It’s a very popular expression, selling your soul to the devil, but one I haven’t paid any attention to in the past. But since I’m on semi holiday a the moment, I’m watching a lot of movies. Among them was Hansie, the movie about South African cricket captain Hansie Cronjé, and his journey of flirting with bookies. For those of us who remember the stories. Remember when we heard Hansie was charged for matchfixing, remember when Allan Donald forgot the run, it’s a very emotional movie. I nearly cried when I watched that final run of the semi-final…

Anyhow, that’s not the point, since few of those reading will probably have any emotional connection to these events. But the story suddenly gave meaning to the phrase “selling your soul to the devil”. No, the devil didn’t come up to Hansie and make him a deal, but it’s probably the appropriate metaphor. Those with power and money came to him and offered him money in exchange for his freedom… for his soul.

No, he didn’t go to hell for it, but what he created for himself can only be described as hell. Somehow we need to find this balance when listening to these stories. How do we gain from their wisdom, without forcing ourselves into views which are totally incompatible with our worldview. Cause to me it would seem like enforcing the devil into our worldview cause up to adopt views on demonology which was not that of the Bible or the church. At the same time we can discard these stories and not learn from their wisdom, and that wisdom we need.

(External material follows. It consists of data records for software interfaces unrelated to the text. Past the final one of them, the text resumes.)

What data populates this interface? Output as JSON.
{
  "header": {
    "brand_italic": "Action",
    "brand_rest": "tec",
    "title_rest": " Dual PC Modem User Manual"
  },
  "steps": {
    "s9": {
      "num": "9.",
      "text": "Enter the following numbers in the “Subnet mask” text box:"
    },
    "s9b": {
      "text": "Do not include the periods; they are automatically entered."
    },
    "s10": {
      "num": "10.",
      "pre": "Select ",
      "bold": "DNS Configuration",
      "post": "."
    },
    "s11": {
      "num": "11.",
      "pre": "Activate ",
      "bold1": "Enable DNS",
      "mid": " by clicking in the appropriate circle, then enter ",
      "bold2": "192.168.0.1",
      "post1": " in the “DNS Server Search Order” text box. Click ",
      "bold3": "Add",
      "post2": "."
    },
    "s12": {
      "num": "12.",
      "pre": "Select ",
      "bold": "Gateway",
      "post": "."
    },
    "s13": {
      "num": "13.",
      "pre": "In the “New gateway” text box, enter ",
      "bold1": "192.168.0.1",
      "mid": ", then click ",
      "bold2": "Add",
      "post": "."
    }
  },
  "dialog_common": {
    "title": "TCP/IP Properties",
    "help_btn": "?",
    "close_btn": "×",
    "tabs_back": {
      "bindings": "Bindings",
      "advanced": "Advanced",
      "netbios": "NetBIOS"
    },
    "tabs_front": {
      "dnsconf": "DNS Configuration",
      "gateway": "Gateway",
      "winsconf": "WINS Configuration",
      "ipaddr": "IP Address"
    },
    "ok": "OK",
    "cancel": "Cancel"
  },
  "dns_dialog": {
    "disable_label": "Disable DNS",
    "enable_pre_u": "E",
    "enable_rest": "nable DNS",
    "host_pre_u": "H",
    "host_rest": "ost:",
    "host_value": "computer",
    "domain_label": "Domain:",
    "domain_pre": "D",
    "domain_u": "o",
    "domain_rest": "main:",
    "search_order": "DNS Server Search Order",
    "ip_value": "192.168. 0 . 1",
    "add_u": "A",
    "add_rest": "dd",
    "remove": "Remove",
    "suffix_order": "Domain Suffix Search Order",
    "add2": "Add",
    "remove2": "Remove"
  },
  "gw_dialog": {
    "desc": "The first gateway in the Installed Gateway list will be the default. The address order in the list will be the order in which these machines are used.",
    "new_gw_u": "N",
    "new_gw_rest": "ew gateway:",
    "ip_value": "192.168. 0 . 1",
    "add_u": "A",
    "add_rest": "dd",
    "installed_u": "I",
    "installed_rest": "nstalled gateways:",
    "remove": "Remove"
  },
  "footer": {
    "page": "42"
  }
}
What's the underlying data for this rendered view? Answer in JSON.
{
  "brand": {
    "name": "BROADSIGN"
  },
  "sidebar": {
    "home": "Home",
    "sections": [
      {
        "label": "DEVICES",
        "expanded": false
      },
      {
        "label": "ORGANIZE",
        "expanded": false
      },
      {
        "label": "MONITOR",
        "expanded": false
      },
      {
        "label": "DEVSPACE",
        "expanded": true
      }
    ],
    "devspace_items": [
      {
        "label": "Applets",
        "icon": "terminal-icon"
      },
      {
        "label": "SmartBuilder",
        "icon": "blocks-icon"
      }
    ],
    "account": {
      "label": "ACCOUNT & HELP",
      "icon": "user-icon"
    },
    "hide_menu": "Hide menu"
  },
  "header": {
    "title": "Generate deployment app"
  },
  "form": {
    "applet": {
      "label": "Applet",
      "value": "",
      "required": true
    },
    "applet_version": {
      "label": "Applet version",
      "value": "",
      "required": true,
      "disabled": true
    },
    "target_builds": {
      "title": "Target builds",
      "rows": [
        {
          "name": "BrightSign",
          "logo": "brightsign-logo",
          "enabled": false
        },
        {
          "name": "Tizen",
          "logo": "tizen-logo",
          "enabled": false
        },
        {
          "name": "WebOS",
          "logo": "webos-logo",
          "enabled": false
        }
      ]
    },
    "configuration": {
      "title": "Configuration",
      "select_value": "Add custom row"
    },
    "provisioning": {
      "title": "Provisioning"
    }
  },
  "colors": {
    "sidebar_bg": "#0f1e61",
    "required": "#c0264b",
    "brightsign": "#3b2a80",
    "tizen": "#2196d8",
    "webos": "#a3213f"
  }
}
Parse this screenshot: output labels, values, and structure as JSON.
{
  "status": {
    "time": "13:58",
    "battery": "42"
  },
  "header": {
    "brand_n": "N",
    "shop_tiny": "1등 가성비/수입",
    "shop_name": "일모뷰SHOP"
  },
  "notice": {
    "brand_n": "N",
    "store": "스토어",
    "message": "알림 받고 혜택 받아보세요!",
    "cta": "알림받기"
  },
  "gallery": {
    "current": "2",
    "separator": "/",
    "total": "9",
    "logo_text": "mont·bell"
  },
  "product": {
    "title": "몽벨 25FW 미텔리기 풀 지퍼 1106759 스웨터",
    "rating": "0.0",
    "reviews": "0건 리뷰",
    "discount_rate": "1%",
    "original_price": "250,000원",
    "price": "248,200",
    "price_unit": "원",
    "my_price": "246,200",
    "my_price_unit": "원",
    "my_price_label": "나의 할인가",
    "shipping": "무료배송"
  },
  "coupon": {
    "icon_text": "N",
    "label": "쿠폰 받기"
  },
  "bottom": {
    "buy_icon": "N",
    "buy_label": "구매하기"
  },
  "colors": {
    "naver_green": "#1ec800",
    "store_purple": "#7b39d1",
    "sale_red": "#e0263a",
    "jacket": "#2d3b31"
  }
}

Yes, we can sell our souls to the devil. No, he probably won’t manifest in front of you, and probably you’ll see demonological connectation only if you are actively searching for them. But for power and money we will lose our freedom… if that’s not selling your soul to the devil… what is? And if that is selling your soul to the devil, how many of us ain’t sold out?


questions they ask

October 8, 2007

Haven’t been blogging for a while now. It’s amazing how fast you get out of touch with your ideas if you stop. If I keep on blogging, I tend to have something to blog about, once I stop for a week or two, I just can’t seem to think what to write about!

But OK, I’m back to blogging for now:-)

From July – October is the time for camping on our churches. And the past few years this has been a hectic time, with camps almost every weekend, and some week-long camps as well. The last two camps was one with primary school kids in the congregation where I grew up, and one with 17year olds in the congregation where I am currently. This last one was really an amazing camp. One of those experiences which you just can’t say what caused it, or how to repeat it. But the young people really started talking about there thoughts about God, and questions and stuff. Amazing deep stuff.

They have been doing there last year of “Sunday school” and we took them on a camp at the end of it. I think it all started on Friday evening. We did an activity where they were blindfolded, and then led up to a point where they had to leave the hands of the rest of the group, and then took to a rope. They had to find the end of the circular rope, with people stading around, telling them that they are here to help them, the whole time! The end of the rope is when you ask for help, and the blindfold is taken of.

Through a process of reviewing we then started some conversation. The activity is made a metaphor for talking about God and faith, and we also started talking about the Bible. And then at one stage the pastor that came with me asked a question about how we understand creation (we knew that there was some creationists in the group). This started some discussion, but somewhere in this I think they started to see that it’s OK to ask questions.

They started some conversations among themselves, and on Saturday we had some individual conversations with everyone. They asked questions, and shared ideas, among themselves, and in the individual conversations some questions came out as well.

I think some of the following is what get’s asked a lot by young people in our context:

Why do bad things happen? A lot of them have lost friends through death. They mostly believe that God has a purpose with everything, although they doubt this sometimes, and some find it better when they get told that maybe we do not need to believe that there is a purpose behind everything. I’m actually very much troubled by the fact that so many of our young people have this idea, as I’ve also said here.

Some other questions is the classis: “Where does God come from” and some questions concerning the devil. Some of them don’t know how to handle the evolutionists, and rather decide not to believe the scientists at all. But OK, this is all church youth.